§ Problem requirements
What is needed is an exact reproduction of the listing, without its pictures.

╭─ Exercise data

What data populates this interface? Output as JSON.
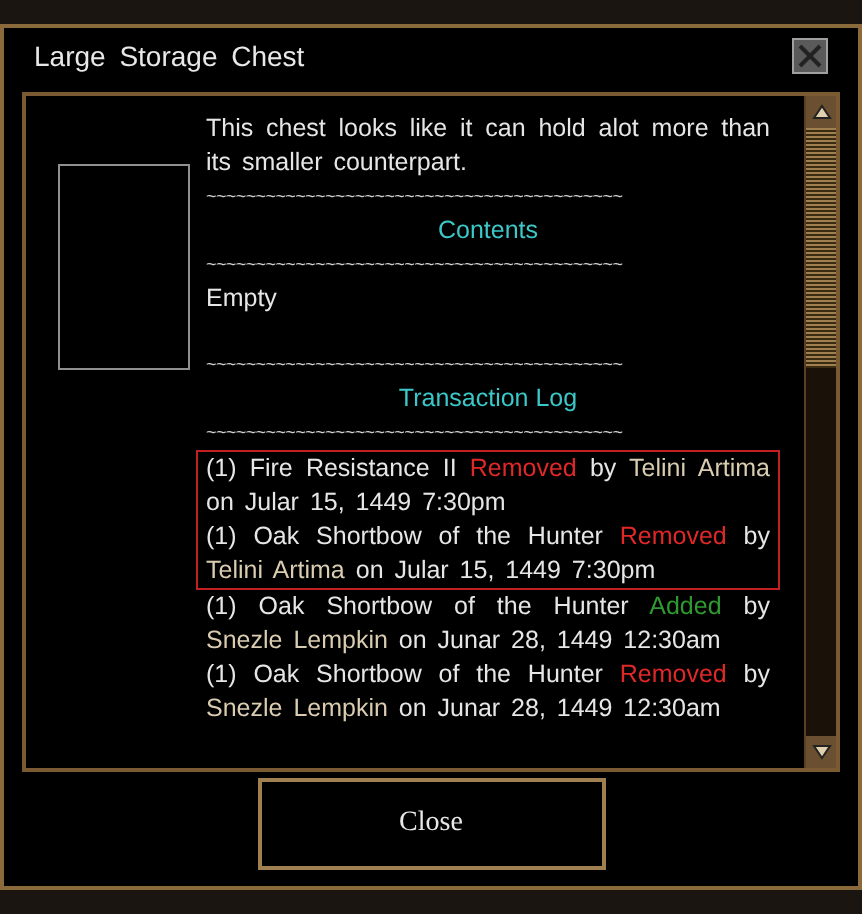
{
  "window": {
    "title": "Large Storage Chest"
  },
  "blocks": [
    {
      "kind": "text",
      "text": "This chest looks like it can hold alot more than its smaller counterpart."
    },
    {
      "kind": "divider",
      "text": "~~~~~~~~~~~~~~~~~~~~~~~~~~~~~~~~~~~~~~~~~~"
    },
    {
      "kind": "heading",
      "text": "Contents"
    },
    {
      "kind": "divider",
      "text": "~~~~~~~~~~~~~~~~~~~~~~~~~~~~~~~~~~~~~~~~~~"
    },
    {
      "kind": "text",
      "text": "Empty"
    },
    {
      "kind": "spacer"
    },
    {
      "kind": "divider",
      "text": "~~~~~~~~~~~~~~~~~~~~~~~~~~~~~~~~~~~~~~~~~~"
    },
    {
      "kind": "heading",
      "text": "Transaction Log"
    },
    {
      "kind": "divider",
      "text": "~~~~~~~~~~~~~~~~~~~~~~~~~~~~~~~~~~~~~~~~~~"
    }
  ],
  "log_entries": [
    {
      "highlighted": true,
      "segments": [
        {
          "kind": "plain",
          "text": "(1) Fire Resistance II "
        },
        {
          "kind": "removed",
          "text": "Removed"
        },
        {
          "kind": "plain",
          "text": " by "
        },
        {
          "kind": "name",
          "text": "Telini Artima"
        },
        {
          "kind": "plain",
          "text": " on Jular 15, 1449 7:30pm"
        }
      ]
    },
    {
      "highlighted": true,
      "segments": [
        {
          "kind": "plain",
          "text": "(1) Oak Shortbow of the Hunter "
        },
        {
          "kind": "removed",
          "text": "Removed"
        },
        {
          "kind": "plain",
          "text": " by "
        },
        {
          "kind": "name",
          "text": "Telini Artima"
        },
        {
          "kind": "plain",
          "text": " on Jular 15, 1449 7:30pm"
        }
      ]
    },
    {
      "highlighted": false,
      "segments": [
        {
          "kind": "plain",
          "text": "(1) Oak Shortbow of the Hunter "
        },
        {
          "kind": "added",
          "text": "Added"
        },
        {
          "kind": "plain",
          "text": " by "
        },
        {
          "kind": "name",
          "text": "Snezle Lempkin"
        },
        {
          "kind": "plain",
          "text": " on Junar 28, 1449 12:30am"
        }
      ]
    },
    {
      "highlighted": false,
      "segments": [
        {
          "kind": "plain",
          "text": "(1) Oak Shortbow of the Hunter "
        },
        {
          "kind": "removed",
          "text": "Removed"
        },
        {
          "kind": "plain",
          "text": " by "
        },
        {
          "kind": "name",
          "text": "Snezle Lempkin"
        },
        {
          "kind": "plain",
          "text": " on Junar 28, 1449 12:30am"
        }
      ]
    }
  ],
  "buttons": [
    {
      "label": "Close"
    }
  ]
}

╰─

§ Written answer
What data populates this interface? Output as JSON.
{
  "window": {
    "title": "Large Storage Chest"
  },
  "blocks": [
    {
      "kind": "text",
      "text": "This chest looks like it can hold alot more than its smaller counterpart."
    },
    {
      "kind": "divider",
      "text": "~~~~~~~~~~~~~~~~~~~~~~~~~~~~~~~~~~~~~~~~~~"
    },
    {
      "kind": "heading",
      "text": "Contents"
    },
    {
      "kind": "divider",
      "text": "~~~~~~~~~~~~~~~~~~~~~~~~~~~~~~~~~~~~~~~~~~"
    },
    {
      "kind": "text",
      "text": "Empty"
    },
    {
      "kind": "spacer"
    },
    {
      "kind": "divider",
      "text": "~~~~~~~~~~~~~~~~~~~~~~~~~~~~~~~~~~~~~~~~~~"
    },
    {
      "kind": "heading",
      "text": "Transaction Log"
    },
    {
      "kind": "divider",
      "text": "~~~~~~~~~~~~~~~~~~~~~~~~~~~~~~~~~~~~~~~~~~"
    }
  ],
  "log_entries": [
    {
      "highlighted": true,
      "segments": [
        {
          "kind": "plain",
          "text": "(1) Fire Resistance II "
        },
        {
          "kind": "removed",
          "text": "Removed"
        },
        {
          "kind": "plain",
          "text": " by "
        },
        {
          "kind": "name",
          "text": "Telini Artima"
        },
        {
          "kind": "plain",
          "text": " on Jular 15, 1449 7:30pm"
        }
      ]
    },
    {
      "highlighted": true,
      "segments": [
        {
          "kind": "plain",
          "text": "(1) Oak Shortbow of the Hunter "
        },
        {
          "kind": "removed",
          "text": "Removed"
        },
        {
          "kind": "plain",
          "text": " by "
        },
        {
          "kind": "name",
          "text": "Telini Artima"
        },
        {
          "kind": "plain",
          "text": " on Jular 15, 1449 7:30pm"
        }
      ]
    },
    {
      "highlighted": false,
      "segments": [
        {
          "kind": "plain",
          "text": "(1) Oak Shortbow of the Hunter "
        },
        {
          "kind": "added",
          "text": "Added"
        },
        {
          "kind": "plain",
          "text": " by "
        },
        {
          "kind": "name",
          "text": "Snezle Lempkin"
        },
        {
          "kind": "plain",
          "text": " on Junar 28, 1449 12:30am"
        }
      ]
    },
    {
      "highlighted": false,
      "segments": [
        {
          "kind": "plain",
          "text": "(1) Oak Shortbow of the Hunter "
        },
        {
          "kind": "removed",
          "text": "Removed"
        },
        {
          "kind": "plain",
          "text": " by "
        },
        {
          "kind": "name",
          "text": "Snezle Lempkin"
        },
        {
          "kind": "plain",
          "text": " on Junar 28, 1449 12:30am"
        }
      ]
    }
  ],
  "buttons": [
    {
      "label": "Close"
    }
  ]
}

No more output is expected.